Murder of Christian Father in Pakistan Being Investigated as 'Terror Attack'

Pakistani Christians
Members of the Pakistani Christian community hold crosses in front of a fire during a protest rally to condemn Sunday's suicide attack in Peshawar on a church, with others in Lahore September 23, 2013. A pair of suicide bombers blew themselves up outside the 130-year-old Anglican church in Pakistan after Sunday mass, killing at least 78 people in the deadliest attack on Christians in the predominantly Muslim country. |

Pakistani Christians in the town of Sialkot Tehsil in Punjab province took to the streets over the weekend to protest the killing of a devout Christian father of five who was shot to death last week while at work.

Nazir Masih, who worked as a janitor at the municipal government council building in Sialkot Tehsil, was busy cleaning the street outside of the office around 7 a.m. last Thursday when unknown gunmen shot him dead.

Nazir Masih
Nazir Masih |

The British Pakistani Christian Association, a U.K.-based watchdog group for Pakistani Christian persecution, reports that the culprits who struck Masih with four bullets were able to escape unidentified and remain at-large.

"I received a call from Mohammad Shafiq, a sanitary supervisor at my brother's place of work. He advised me that my brother had been shot dead. I just cried and cried. I had to tell his wife and children and the rest of my family. It tore my heart to shreds, I loved my brother Nazir so much," BPCA quoted Masih's brother as saying. "After letting the family know, I rushed to the place where my brother had been shot and found his dead body surrounded by many people in the street. There was blood all around him. He was such a humble gentleman and had no enemies. I cannot understand why anyone would want to shoot him."

According to BPCA, many Christians in the area gathered outside the town center on Saturday to protest and call on the local police to undergo a thorough investigation and uphold justice by prosecuting Masih's killers.

BPCA President Wilson Chowdhry told The Christian Post on Wednesday that as many 100 residents gathered in the town center and called on the local government council to compensate Masih's family since he was on duty at the time he was killed and the family's main source of income.

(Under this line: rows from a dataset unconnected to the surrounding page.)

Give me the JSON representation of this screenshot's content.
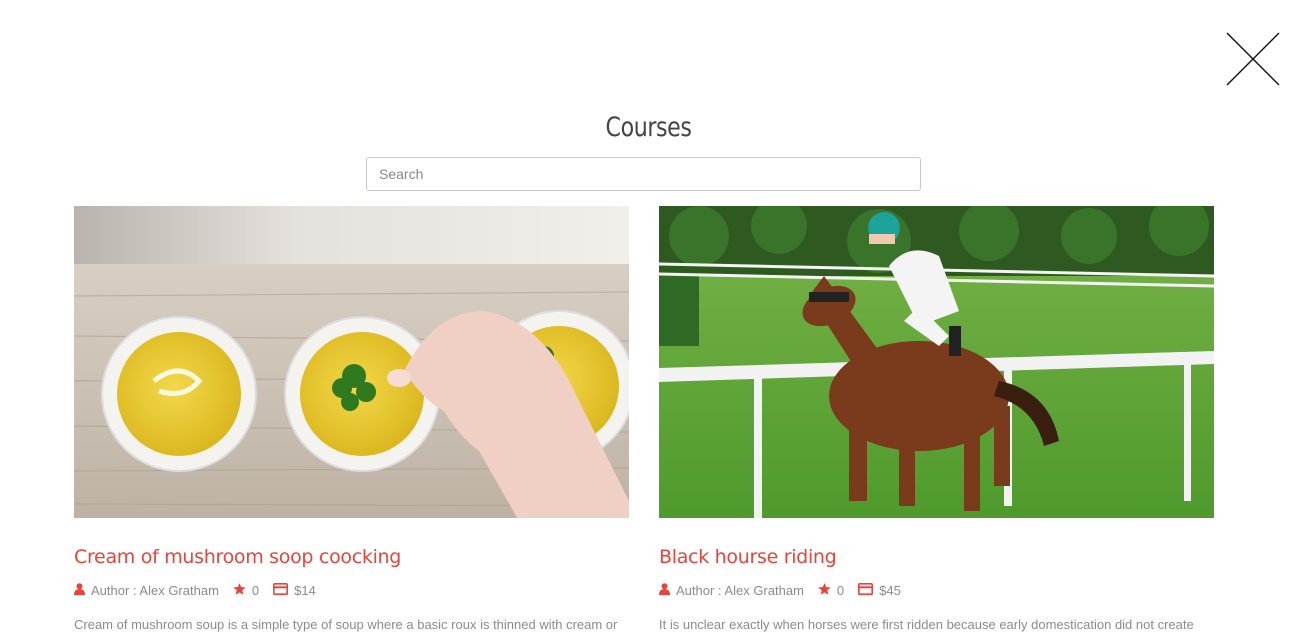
{
  "page_title": "Courses",
  "search": {
    "placeholder": "Search"
  },
  "courses": [
    {
      "title": "Cream of mushroom soop coocking",
      "author": "Author : Alex Gratham",
      "rating": "0",
      "price": "$14",
      "description": "Cream of mushroom soup is a simple type of soup where a basic roux is thinned with cream or",
      "image_subject": "three bowls of yellow soup garnished with parsley on a wooden table"
    },
    {
      "title": "Black hourse riding",
      "author": "Author : Alex Gratham",
      "rating": "0",
      "price": "$45",
      "description": "It is unclear exactly when horses were first ridden because early domestication did not create",
      "image_subject": "jockey riding a brown racehorse on a grass track"
    }
  ],
  "colors": {
    "accent": "#e8443a",
    "muted_text": "#8b8b8b",
    "title_text": "#444444"
  }
}
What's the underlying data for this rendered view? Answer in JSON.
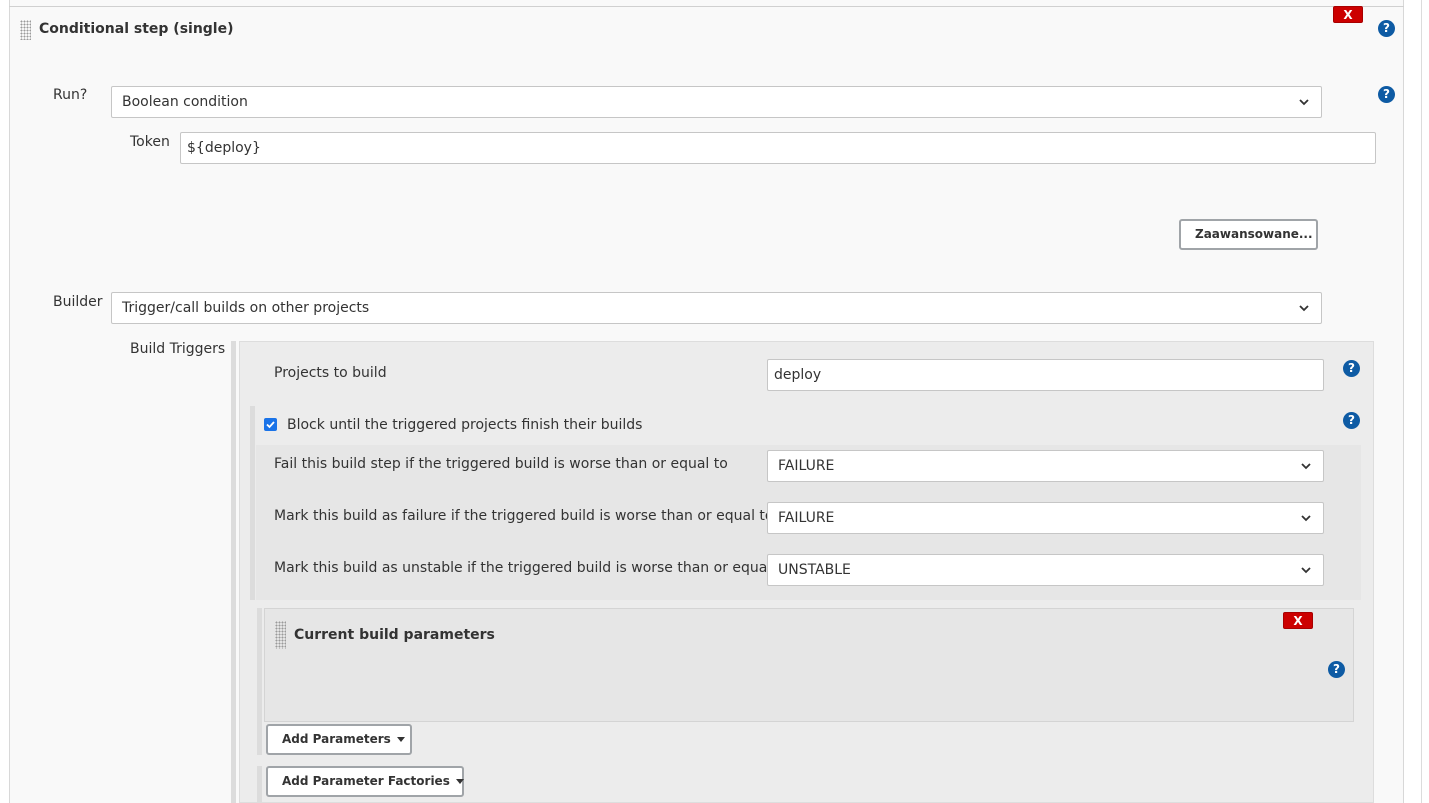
{
  "conditional_step": {
    "title": "Conditional step (single)",
    "delete_label": "X",
    "run_label": "Run?",
    "run_value": "Boolean condition",
    "token_label": "Token",
    "token_value": "${deploy}",
    "advanced_label": "Zaawansowane...",
    "builder_label": "Builder",
    "builder_value": "Trigger/call builds on other projects"
  },
  "build_triggers": {
    "label": "Build Triggers",
    "projects_label": "Projects to build",
    "projects_value": "deploy",
    "block_label": "Block until the triggered projects finish their builds",
    "block_checked": true,
    "fail_label": "Fail this build step if the triggered build is worse than or equal to",
    "fail_value": "FAILURE",
    "failure_label": "Mark this build as failure if the triggered build is worse than or equal to",
    "failure_value": "FAILURE",
    "unstable_label": "Mark this build as unstable if the triggered build is worse than or equal to",
    "unstable_value": "UNSTABLE"
  },
  "current_params": {
    "title": "Current build parameters",
    "delete_label": "X"
  },
  "buttons": {
    "add_parameters": "Add Parameters",
    "add_parameter_factories": "Add Parameter Factories"
  },
  "help_glyph": "?",
  "colors": {
    "delete_red": "#cc0000",
    "help_blue": "#0e5ba4",
    "checkbox_blue": "#1a73e8"
  }
}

Despite public pleas for the local government to compensate the family, the council declined to provide financial assistance, according to BPCA.

Following the protest, local police officials said they have now launched an investigation and believe Masih's death could have been the result of a "small-scale terrorist attack."

"We are saddened by this murder case and have registered a First Investigation Report," investigating officer Mohammed Masood told BPCA officer Shamim Masih. "An investigation is under process and will be extremely vigorous. So far the motive of the killer is unknown, this may even have been a small scale terrorist attack. The police authority is committed to find the killer and we hope to have success as it happened in broad daylight."

Another police officer, Rai Ijaz, told Masih that it is possible the victim was killed because he witnessed a crime that someone did not want him to see.

"We can only guess the motive of the killers and our hunch is that Nazir may have witnessed a crime or seen some sought after criminals," Ijaz explained. "He simply was at the wrong place at the wrong time and was killed so he could not provide evidence."

BPCA reports that since Masih has been killed, his family is now unable to pay their rent and school fees for the four youngest children, the youngest of which is 11 years old. To help relieve the family's burden, the organization has launched a donation campaign that will support the Masih family.

"This crime is not one of our usual persecution stories. Nevertheless, through no fault of their own, a Christian family now finds themselves in serious financial problems due to the loss of a main breadwinner," Chowdhry said in a statement. "This family have little hope of justice and stand no chance of any compensation. We believe it is our Christian duty to help these victims and we will do whatever we can to help them adjust to their new deplorable situation."

Follow Samuel Smith on Twitter: @IamSamSmith

Free Religious Freedom Updates

Join thousands of others to get the FREEDOM POST newsletter for free, sent twice a week from The Christian Post.